He needed two hard-to-find fuses for an ancient electrical system in his detached garage, a special outlet for that system and an unusual model of spark plug for his snowblower.
He was met at the door by a clerk who was sweeping out the entrance. The clerk put down his broom, put out his hand and said, “Let me see what you’ve got.”
He took the customer’s blown fuses, the cracked outlet and the charred old spark plug and quickly led him to the displays for each item.
Within minutes, the customer was in his car, hardware in hand, ready to fix his garage and clear his driveway.
He didn’t spend hours wandering wide aisles squinting up to see where the electrical parts were kept. He didn’t stare blankly at walls of items looking for just the right one. He didn’t wait around hoping for a store employee to pass by so that that employee could then spend 20 minutes trying to find the right person in that department with the knowledge to help him.
Maybe he paid a few cents more for his items than he would have at the giant chain home improvement store. But he got the items he needed quickly and expertly.
And when he needed a special blend of oil for that snowblower, he went back to that same small business.
This is the kind of service some of us remember. Like when the gas station attendant came out, pumped your gas, checked your oil and cleaned your windshield while you remained seated in your nice warm car.
It’s the kind of service that many small businesses still provide. That personal touch. The kind of service where if you have a problem with the item you bought or the dish you ordered for dinner or the cleanliness of the store bathroom, you’d get to talk to the business’ owner or the owner’s kid or a trusted employee, not some random manager.
This the reason why today, when you’re out shopping in the final ramp-up to Christmas, you should support small businesses as part of Small Business Saturday.
Small Business Saturday — sandwiched in between the corporate-owned Black Friday and Cyber Monday — is an opportunity to remind shoppers about the quality of the merchandise and the personal attention available at our local shops and restaurants and other businesses.
It’s a chance to go to your local downtown, be it Schenectady, Saratoga Springs, Glens Falls, Albany or any number of villages and local business districts, get out of your car and walk a few extra steps and reacquaint yourself with what local, independent merchants have to offer.
Many businesses today throughout the region are offering such enticements as discounts, free gifts, gift-wrapping services, cookies and coffee, and other special offers to bring you into their stores.
Take them up on it and see what they have to offer.
Not only will you find great deals and specials as part of the annual event, you’ll be supporting the local businesses that support local charities and organizations and fund-raisers, that sponsor the Little League teams and the youth soccer teams, and that pay local property taxes that are reinvested right back into local services like fire protection and road construction and social services.
It’s these small businesses that are threatened by the big corporate chains and their large-volume discounts and online shopping.
Yes, you get deals at those places.
But remember where a lot of your money is going — out of the community and into the pockets of corporate shareholders and investors.
Small businesses and locally owned merchants not only put money back into their communities through reinvestment, but they also keep millions of us employed.
According to a 2016 Huffington Post article on local employment impact, small businesses account for between 60 percent and 80 percent of all U.S. jobs.
Since 1995, small businesses are responsible for paying out 44 percent of the total U.S. private payroll.
Those employees are able to live locally, pay local taxes and reinvest their money into local services that we all benefit from.
Few of us will completely give up the convenience of ordering products online or give up the price and convenience of one-stop shopping in a big retailer.
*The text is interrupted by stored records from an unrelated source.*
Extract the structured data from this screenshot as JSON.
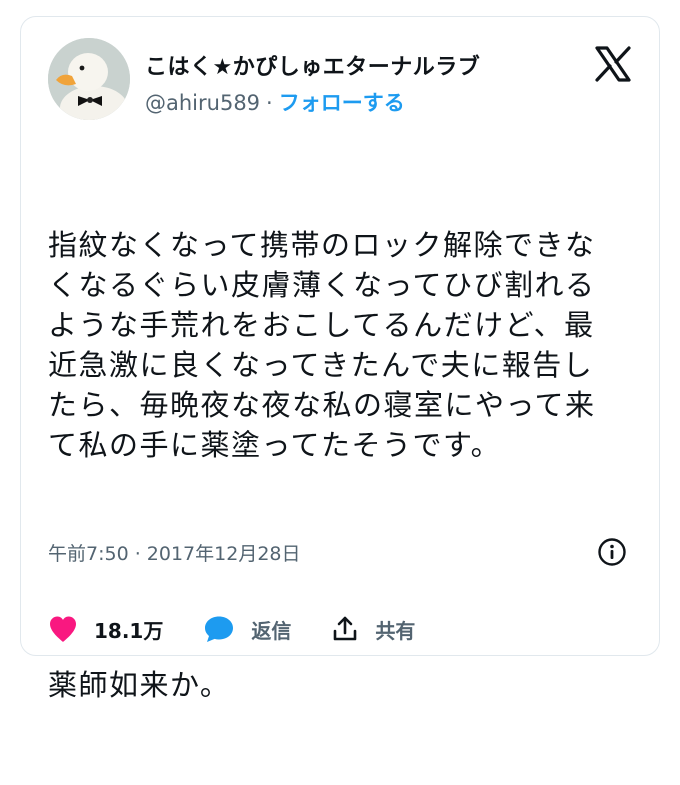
{
  "user": {
    "display_name": "こはく★かぴしゅエターナルラブ",
    "handle": "@ahiru589",
    "separator": "·",
    "follow_label": "フォローする",
    "avatar_icon": "duck-avatar"
  },
  "brand": {
    "logo_icon": "x-logo-icon"
  },
  "tweet": {
    "text": "指紋なくなって携帯のロック解除できなくなるぐらい皮膚薄くなってひび割れるような手荒れをおこしてるんだけど、最近急激に良くなってきたんで夫に報告したら、毎晩夜な夜な私の寝室にやって来て私の手に薬塗ってたそうです。",
    "text2": "薬師如来か。",
    "timestamp": "午前7:50 · 2017年12月28日"
  },
  "actions": {
    "like_count": "18.1万",
    "reply_label": "返信",
    "share_label": "共有"
  },
  "colors": {
    "like": "#f91880",
    "reply": "#1d9bf0",
    "link": "#1d9bf0",
    "muted": "#536471",
    "text": "#0f1419"
  }
}
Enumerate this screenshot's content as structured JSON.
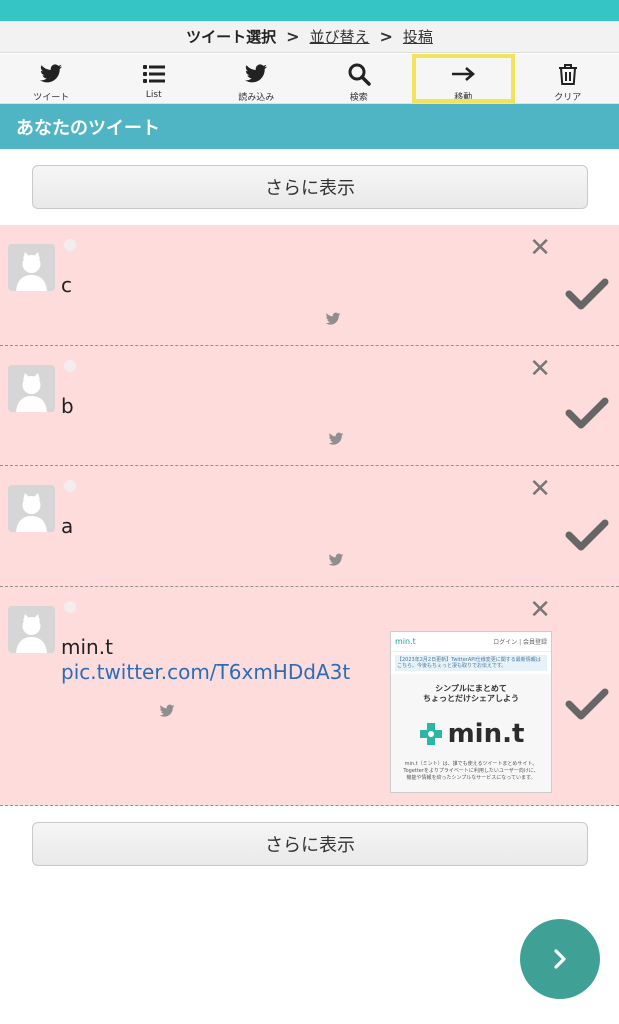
{
  "steps": {
    "current": "ツイート選択",
    "sort": "並び替え",
    "post": "投稿",
    "separator": ">"
  },
  "toolbar": [
    {
      "icon": "twitter-bird-icon",
      "label": "ツイート"
    },
    {
      "icon": "list-icon",
      "label": "List"
    },
    {
      "icon": "twitter-bird-icon",
      "label": "読み込み"
    },
    {
      "icon": "search-icon",
      "label": "検索"
    },
    {
      "icon": "arrow-right-icon",
      "label": "移動",
      "highlighted": true
    },
    {
      "icon": "trash-icon",
      "label": "クリア"
    }
  ],
  "section_title": "あなたのツイート",
  "more_top": "さらに表示",
  "more_bottom": "さらに表示",
  "tweets": [
    {
      "text": "c"
    },
    {
      "text": "b"
    },
    {
      "text": "a"
    },
    {
      "text": "min.t",
      "link": "pic.twitter.com/T6xmHDdA3t",
      "preview": {
        "brand": "min.t",
        "login": "ログイン | 会員登録",
        "notice": "【2023年2月2日更新】TwitterAPI仕様変更に関する最新情報はこちら。今後もちぇっと凄も取りでお伝えです。",
        "tagline_1": "シンプルにまとめて",
        "tagline_2": "ちょっとだけシェアしよう",
        "logo": "min.t",
        "desc_1": "min.t（ミント）は、誰でも使えるツイートまとめサイト。",
        "desc_2": "Togetterをよりプライベートに利用したいユーザー向けに、",
        "desc_3": "機能や情報を絞ったシンプルなサービスになっています。"
      }
    }
  ],
  "colors": {
    "accent": "#35c5c5",
    "section": "#4fb4c4",
    "tweet_bg": "#ffdcdc",
    "link": "#2a6db8",
    "fab": "#3fa196",
    "highlight": "#f3e35a"
  }
}
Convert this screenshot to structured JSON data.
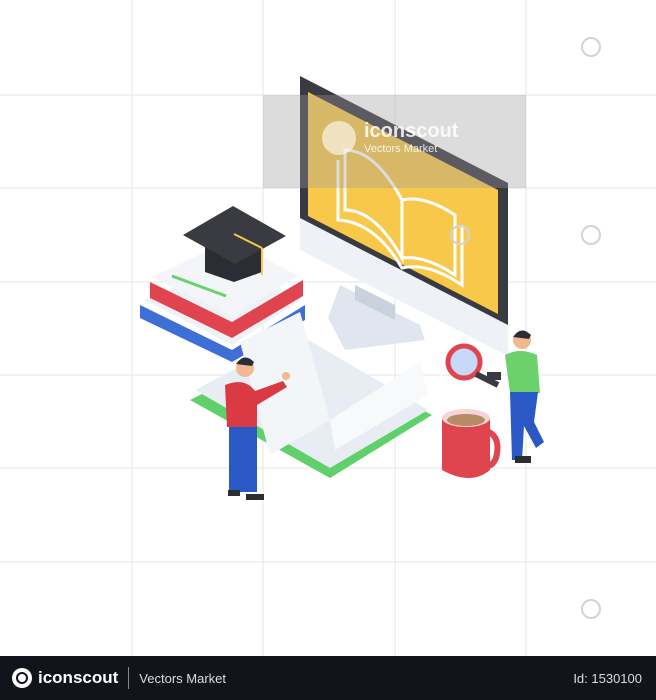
{
  "watermark": {
    "brand": "iconscout",
    "subtitle": "Vectors Market"
  },
  "footer": {
    "brand": "iconscout",
    "subtitle": "Vectors Market",
    "id_label": "Id: 1530100"
  },
  "colors": {
    "screen": "#f7c84a",
    "monitor_frame": "#3a3a42",
    "book_red": "#e0454f",
    "book_blue": "#3d6fd6",
    "book_green_edge": "#5fd06a",
    "shirt_red": "#d93a44",
    "shirt_green": "#6bd16a",
    "pants_blue": "#2a58c4",
    "footer_bg": "#12141c"
  }
}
We all have gift lists bigger than our budgets.
But there are tangible and intangible benefits of supporting your local merchant that you can’t get from the chains.
And when Christmas is over, and one day in March or July you need some random part for a broken fixture, or are looking for a nice place to take your parents out to dinner, or want a quaint place to watch a game and have a beer, or desire a place to get your hair cut where you can ask for the same stylist you had last time, these local merchants are where you’ll be going.
So take the time today to become familiar again with your local businesses. Spend money there. Pick up some gift certificates so that the people on your holiday lists can experience them as well.
Be grateful for the local owner who has invested his livelihood in the community that you both call home.
Make Small Business Saturday a destination today and a habit 365 days a year.
It will be worth it in many ways more than you realize.
For information on participants and special offerings available on Small Business Saturday, visit www.americanexpress.com/us/